REQUIRED WORK
Would you please return the data below verbatim, without its pictures?

Dataset rows describing interfaces
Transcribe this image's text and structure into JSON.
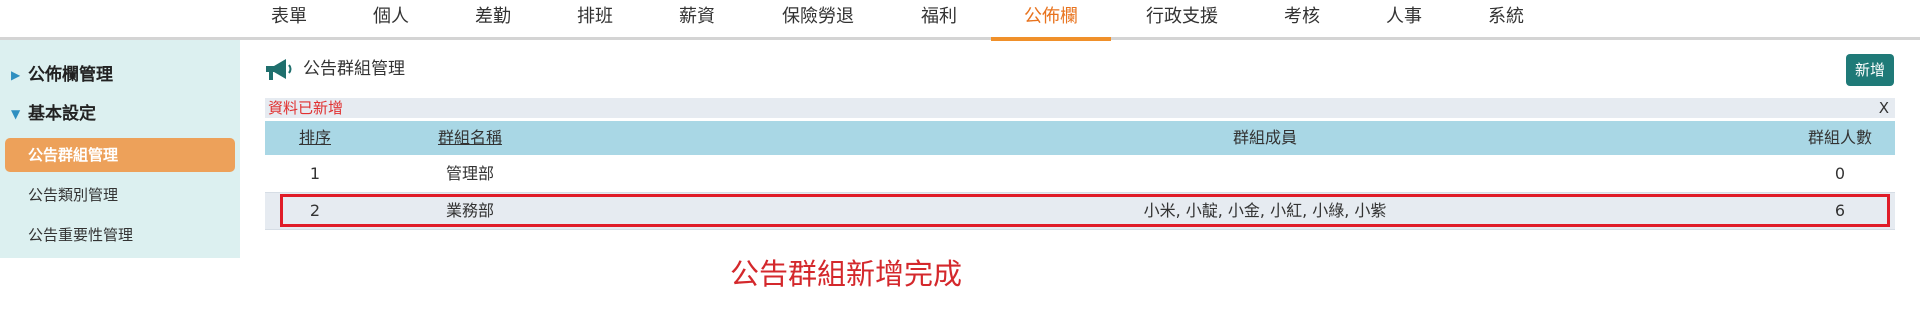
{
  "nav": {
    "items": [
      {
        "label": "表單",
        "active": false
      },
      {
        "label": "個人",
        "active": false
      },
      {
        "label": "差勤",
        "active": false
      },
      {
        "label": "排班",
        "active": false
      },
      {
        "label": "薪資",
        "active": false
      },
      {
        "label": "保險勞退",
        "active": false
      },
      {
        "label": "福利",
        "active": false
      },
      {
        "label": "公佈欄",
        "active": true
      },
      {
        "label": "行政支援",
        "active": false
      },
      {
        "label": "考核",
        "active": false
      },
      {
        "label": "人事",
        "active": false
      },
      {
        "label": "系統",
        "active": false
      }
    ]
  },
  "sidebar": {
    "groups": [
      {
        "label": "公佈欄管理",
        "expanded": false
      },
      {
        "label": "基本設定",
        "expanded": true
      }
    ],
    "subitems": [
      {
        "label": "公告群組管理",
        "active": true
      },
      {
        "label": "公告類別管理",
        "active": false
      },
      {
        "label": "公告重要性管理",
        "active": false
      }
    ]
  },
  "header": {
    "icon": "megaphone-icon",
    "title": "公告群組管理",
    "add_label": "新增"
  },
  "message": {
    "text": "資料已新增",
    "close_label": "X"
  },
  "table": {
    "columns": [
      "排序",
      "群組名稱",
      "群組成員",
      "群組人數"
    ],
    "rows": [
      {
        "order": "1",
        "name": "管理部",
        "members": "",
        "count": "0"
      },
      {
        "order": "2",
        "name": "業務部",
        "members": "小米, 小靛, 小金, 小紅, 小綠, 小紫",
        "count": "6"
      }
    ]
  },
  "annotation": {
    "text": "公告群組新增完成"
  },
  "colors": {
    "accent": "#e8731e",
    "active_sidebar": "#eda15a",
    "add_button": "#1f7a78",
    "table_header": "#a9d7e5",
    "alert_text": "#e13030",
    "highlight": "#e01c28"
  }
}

WRITTEN ANSWER
Transcribe this image's text and structure into JSON.
{
  "nav": {
    "items": [
      {
        "label": "表單",
        "active": false
      },
      {
        "label": "個人",
        "active": false
      },
      {
        "label": "差勤",
        "active": false
      },
      {
        "label": "排班",
        "active": false
      },
      {
        "label": "薪資",
        "active": false
      },
      {
        "label": "保險勞退",
        "active": false
      },
      {
        "label": "福利",
        "active": false
      },
      {
        "label": "公佈欄",
        "active": true
      },
      {
        "label": "行政支援",
        "active": false
      },
      {
        "label": "考核",
        "active": false
      },
      {
        "label": "人事",
        "active": false
      },
      {
        "label": "系統",
        "active": false
      }
    ]
  },
  "sidebar": {
    "groups": [
      {
        "label": "公佈欄管理",
        "expanded": false
      },
      {
        "label": "基本設定",
        "expanded": true
      }
    ],
    "subitems": [
      {
        "label": "公告群組管理",
        "active": true
      },
      {
        "label": "公告類別管理",
        "active": false
      },
      {
        "label": "公告重要性管理",
        "active": false
      }
    ]
  },
  "header": {
    "icon": "megaphone-icon",
    "title": "公告群組管理",
    "add_label": "新增"
  },
  "message": {
    "text": "資料已新增",
    "close_label": "X"
  },
  "table": {
    "columns": [
      "排序",
      "群組名稱",
      "群組成員",
      "群組人數"
    ],
    "rows": [
      {
        "order": "1",
        "name": "管理部",
        "members": "",
        "count": "0"
      },
      {
        "order": "2",
        "name": "業務部",
        "members": "小米, 小靛, 小金, 小紅, 小綠, 小紫",
        "count": "6"
      }
    ]
  },
  "annotation": {
    "text": "公告群組新增完成"
  },
  "colors": {
    "accent": "#e8731e",
    "active_sidebar": "#eda15a",
    "add_button": "#1f7a78",
    "table_header": "#a9d7e5",
    "alert_text": "#e13030",
    "highlight": "#e01c28"
  }
}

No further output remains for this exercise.